Dataset: Begin

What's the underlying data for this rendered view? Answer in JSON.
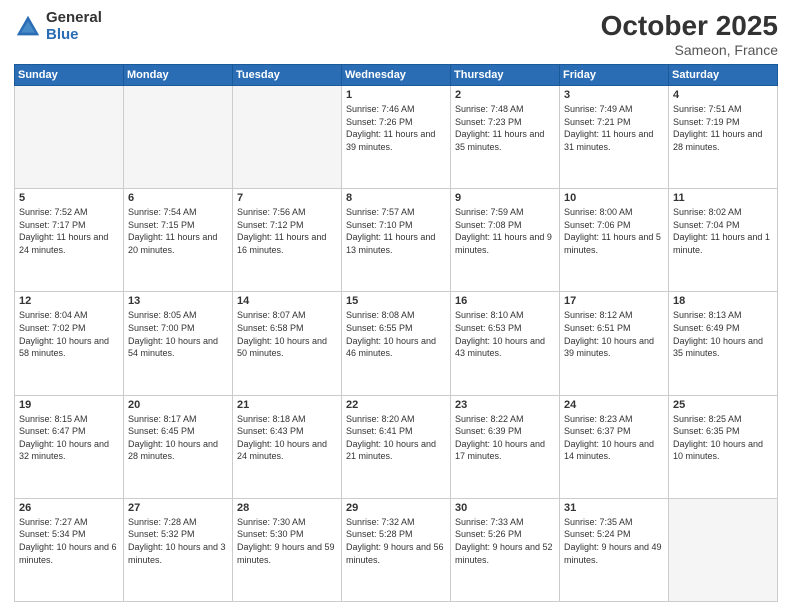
{
  "logo": {
    "general": "General",
    "blue": "Blue"
  },
  "header": {
    "month": "October 2025",
    "location": "Sameon, France"
  },
  "weekdays": [
    "Sunday",
    "Monday",
    "Tuesday",
    "Wednesday",
    "Thursday",
    "Friday",
    "Saturday"
  ],
  "weeks": [
    [
      {
        "day": "",
        "info": ""
      },
      {
        "day": "",
        "info": ""
      },
      {
        "day": "",
        "info": ""
      },
      {
        "day": "1",
        "info": "Sunrise: 7:46 AM\nSunset: 7:26 PM\nDaylight: 11 hours\nand 39 minutes."
      },
      {
        "day": "2",
        "info": "Sunrise: 7:48 AM\nSunset: 7:23 PM\nDaylight: 11 hours\nand 35 minutes."
      },
      {
        "day": "3",
        "info": "Sunrise: 7:49 AM\nSunset: 7:21 PM\nDaylight: 11 hours\nand 31 minutes."
      },
      {
        "day": "4",
        "info": "Sunrise: 7:51 AM\nSunset: 7:19 PM\nDaylight: 11 hours\nand 28 minutes."
      }
    ],
    [
      {
        "day": "5",
        "info": "Sunrise: 7:52 AM\nSunset: 7:17 PM\nDaylight: 11 hours\nand 24 minutes."
      },
      {
        "day": "6",
        "info": "Sunrise: 7:54 AM\nSunset: 7:15 PM\nDaylight: 11 hours\nand 20 minutes."
      },
      {
        "day": "7",
        "info": "Sunrise: 7:56 AM\nSunset: 7:12 PM\nDaylight: 11 hours\nand 16 minutes."
      },
      {
        "day": "8",
        "info": "Sunrise: 7:57 AM\nSunset: 7:10 PM\nDaylight: 11 hours\nand 13 minutes."
      },
      {
        "day": "9",
        "info": "Sunrise: 7:59 AM\nSunset: 7:08 PM\nDaylight: 11 hours\nand 9 minutes."
      },
      {
        "day": "10",
        "info": "Sunrise: 8:00 AM\nSunset: 7:06 PM\nDaylight: 11 hours\nand 5 minutes."
      },
      {
        "day": "11",
        "info": "Sunrise: 8:02 AM\nSunset: 7:04 PM\nDaylight: 11 hours\nand 1 minute."
      }
    ],
    [
      {
        "day": "12",
        "info": "Sunrise: 8:04 AM\nSunset: 7:02 PM\nDaylight: 10 hours\nand 58 minutes."
      },
      {
        "day": "13",
        "info": "Sunrise: 8:05 AM\nSunset: 7:00 PM\nDaylight: 10 hours\nand 54 minutes."
      },
      {
        "day": "14",
        "info": "Sunrise: 8:07 AM\nSunset: 6:58 PM\nDaylight: 10 hours\nand 50 minutes."
      },
      {
        "day": "15",
        "info": "Sunrise: 8:08 AM\nSunset: 6:55 PM\nDaylight: 10 hours\nand 46 minutes."
      },
      {
        "day": "16",
        "info": "Sunrise: 8:10 AM\nSunset: 6:53 PM\nDaylight: 10 hours\nand 43 minutes."
      },
      {
        "day": "17",
        "info": "Sunrise: 8:12 AM\nSunset: 6:51 PM\nDaylight: 10 hours\nand 39 minutes."
      },
      {
        "day": "18",
        "info": "Sunrise: 8:13 AM\nSunset: 6:49 PM\nDaylight: 10 hours\nand 35 minutes."
      }
    ],
    [
      {
        "day": "19",
        "info": "Sunrise: 8:15 AM\nSunset: 6:47 PM\nDaylight: 10 hours\nand 32 minutes."
      },
      {
        "day": "20",
        "info": "Sunrise: 8:17 AM\nSunset: 6:45 PM\nDaylight: 10 hours\nand 28 minutes."
      },
      {
        "day": "21",
        "info": "Sunrise: 8:18 AM\nSunset: 6:43 PM\nDaylight: 10 hours\nand 24 minutes."
      },
      {
        "day": "22",
        "info": "Sunrise: 8:20 AM\nSunset: 6:41 PM\nDaylight: 10 hours\nand 21 minutes."
      },
      {
        "day": "23",
        "info": "Sunrise: 8:22 AM\nSunset: 6:39 PM\nDaylight: 10 hours\nand 17 minutes."
      },
      {
        "day": "24",
        "info": "Sunrise: 8:23 AM\nSunset: 6:37 PM\nDaylight: 10 hours\nand 14 minutes."
      },
      {
        "day": "25",
        "info": "Sunrise: 8:25 AM\nSunset: 6:35 PM\nDaylight: 10 hours\nand 10 minutes."
      }
    ],
    [
      {
        "day": "26",
        "info": "Sunrise: 7:27 AM\nSunset: 5:34 PM\nDaylight: 10 hours\nand 6 minutes."
      },
      {
        "day": "27",
        "info": "Sunrise: 7:28 AM\nSunset: 5:32 PM\nDaylight: 10 hours\nand 3 minutes."
      },
      {
        "day": "28",
        "info": "Sunrise: 7:30 AM\nSunset: 5:30 PM\nDaylight: 9 hours\nand 59 minutes."
      },
      {
        "day": "29",
        "info": "Sunrise: 7:32 AM\nSunset: 5:28 PM\nDaylight: 9 hours\nand 56 minutes."
      },
      {
        "day": "30",
        "info": "Sunrise: 7:33 AM\nSunset: 5:26 PM\nDaylight: 9 hours\nand 52 minutes."
      },
      {
        "day": "31",
        "info": "Sunrise: 7:35 AM\nSunset: 5:24 PM\nDaylight: 9 hours\nand 49 minutes."
      },
      {
        "day": "",
        "info": ""
      }
    ]
  ]
}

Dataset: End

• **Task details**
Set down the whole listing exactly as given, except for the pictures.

• **Solution**
What's the underlying data for this rendered view? Answer in JSON.
{
  "logo": {
    "general": "General",
    "blue": "Blue"
  },
  "header": {
    "month": "October 2025",
    "location": "Sameon, France"
  },
  "weekdays": [
    "Sunday",
    "Monday",
    "Tuesday",
    "Wednesday",
    "Thursday",
    "Friday",
    "Saturday"
  ],
  "weeks": [
    [
      {
        "day": "",
        "info": ""
      },
      {
        "day": "",
        "info": ""
      },
      {
        "day": "",
        "info": ""
      },
      {
        "day": "1",
        "info": "Sunrise: 7:46 AM\nSunset: 7:26 PM\nDaylight: 11 hours\nand 39 minutes."
      },
      {
        "day": "2",
        "info": "Sunrise: 7:48 AM\nSunset: 7:23 PM\nDaylight: 11 hours\nand 35 minutes."
      },
      {
        "day": "3",
        "info": "Sunrise: 7:49 AM\nSunset: 7:21 PM\nDaylight: 11 hours\nand 31 minutes."
      },
      {
        "day": "4",
        "info": "Sunrise: 7:51 AM\nSunset: 7:19 PM\nDaylight: 11 hours\nand 28 minutes."
      }
    ],
    [
      {
        "day": "5",
        "info": "Sunrise: 7:52 AM\nSunset: 7:17 PM\nDaylight: 11 hours\nand 24 minutes."
      },
      {
        "day": "6",
        "info": "Sunrise: 7:54 AM\nSunset: 7:15 PM\nDaylight: 11 hours\nand 20 minutes."
      },
      {
        "day": "7",
        "info": "Sunrise: 7:56 AM\nSunset: 7:12 PM\nDaylight: 11 hours\nand 16 minutes."
      },
      {
        "day": "8",
        "info": "Sunrise: 7:57 AM\nSunset: 7:10 PM\nDaylight: 11 hours\nand 13 minutes."
      },
      {
        "day": "9",
        "info": "Sunrise: 7:59 AM\nSunset: 7:08 PM\nDaylight: 11 hours\nand 9 minutes."
      },
      {
        "day": "10",
        "info": "Sunrise: 8:00 AM\nSunset: 7:06 PM\nDaylight: 11 hours\nand 5 minutes."
      },
      {
        "day": "11",
        "info": "Sunrise: 8:02 AM\nSunset: 7:04 PM\nDaylight: 11 hours\nand 1 minute."
      }
    ],
    [
      {
        "day": "12",
        "info": "Sunrise: 8:04 AM\nSunset: 7:02 PM\nDaylight: 10 hours\nand 58 minutes."
      },
      {
        "day": "13",
        "info": "Sunrise: 8:05 AM\nSunset: 7:00 PM\nDaylight: 10 hours\nand 54 minutes."
      },
      {
        "day": "14",
        "info": "Sunrise: 8:07 AM\nSunset: 6:58 PM\nDaylight: 10 hours\nand 50 minutes."
      },
      {
        "day": "15",
        "info": "Sunrise: 8:08 AM\nSunset: 6:55 PM\nDaylight: 10 hours\nand 46 minutes."
      },
      {
        "day": "16",
        "info": "Sunrise: 8:10 AM\nSunset: 6:53 PM\nDaylight: 10 hours\nand 43 minutes."
      },
      {
        "day": "17",
        "info": "Sunrise: 8:12 AM\nSunset: 6:51 PM\nDaylight: 10 hours\nand 39 minutes."
      },
      {
        "day": "18",
        "info": "Sunrise: 8:13 AM\nSunset: 6:49 PM\nDaylight: 10 hours\nand 35 minutes."
      }
    ],
    [
      {
        "day": "19",
        "info": "Sunrise: 8:15 AM\nSunset: 6:47 PM\nDaylight: 10 hours\nand 32 minutes."
      },
      {
        "day": "20",
        "info": "Sunrise: 8:17 AM\nSunset: 6:45 PM\nDaylight: 10 hours\nand 28 minutes."
      },
      {
        "day": "21",
        "info": "Sunrise: 8:18 AM\nSunset: 6:43 PM\nDaylight: 10 hours\nand 24 minutes."
      },
      {
        "day": "22",
        "info": "Sunrise: 8:20 AM\nSunset: 6:41 PM\nDaylight: 10 hours\nand 21 minutes."
      },
      {
        "day": "23",
        "info": "Sunrise: 8:22 AM\nSunset: 6:39 PM\nDaylight: 10 hours\nand 17 minutes."
      },
      {
        "day": "24",
        "info": "Sunrise: 8:23 AM\nSunset: 6:37 PM\nDaylight: 10 hours\nand 14 minutes."
      },
      {
        "day": "25",
        "info": "Sunrise: 8:25 AM\nSunset: 6:35 PM\nDaylight: 10 hours\nand 10 minutes."
      }
    ],
    [
      {
        "day": "26",
        "info": "Sunrise: 7:27 AM\nSunset: 5:34 PM\nDaylight: 10 hours\nand 6 minutes."
      },
      {
        "day": "27",
        "info": "Sunrise: 7:28 AM\nSunset: 5:32 PM\nDaylight: 10 hours\nand 3 minutes."
      },
      {
        "day": "28",
        "info": "Sunrise: 7:30 AM\nSunset: 5:30 PM\nDaylight: 9 hours\nand 59 minutes."
      },
      {
        "day": "29",
        "info": "Sunrise: 7:32 AM\nSunset: 5:28 PM\nDaylight: 9 hours\nand 56 minutes."
      },
      {
        "day": "30",
        "info": "Sunrise: 7:33 AM\nSunset: 5:26 PM\nDaylight: 9 hours\nand 52 minutes."
      },
      {
        "day": "31",
        "info": "Sunrise: 7:35 AM\nSunset: 5:24 PM\nDaylight: 9 hours\nand 49 minutes."
      },
      {
        "day": "",
        "info": ""
      }
    ]
  ]
}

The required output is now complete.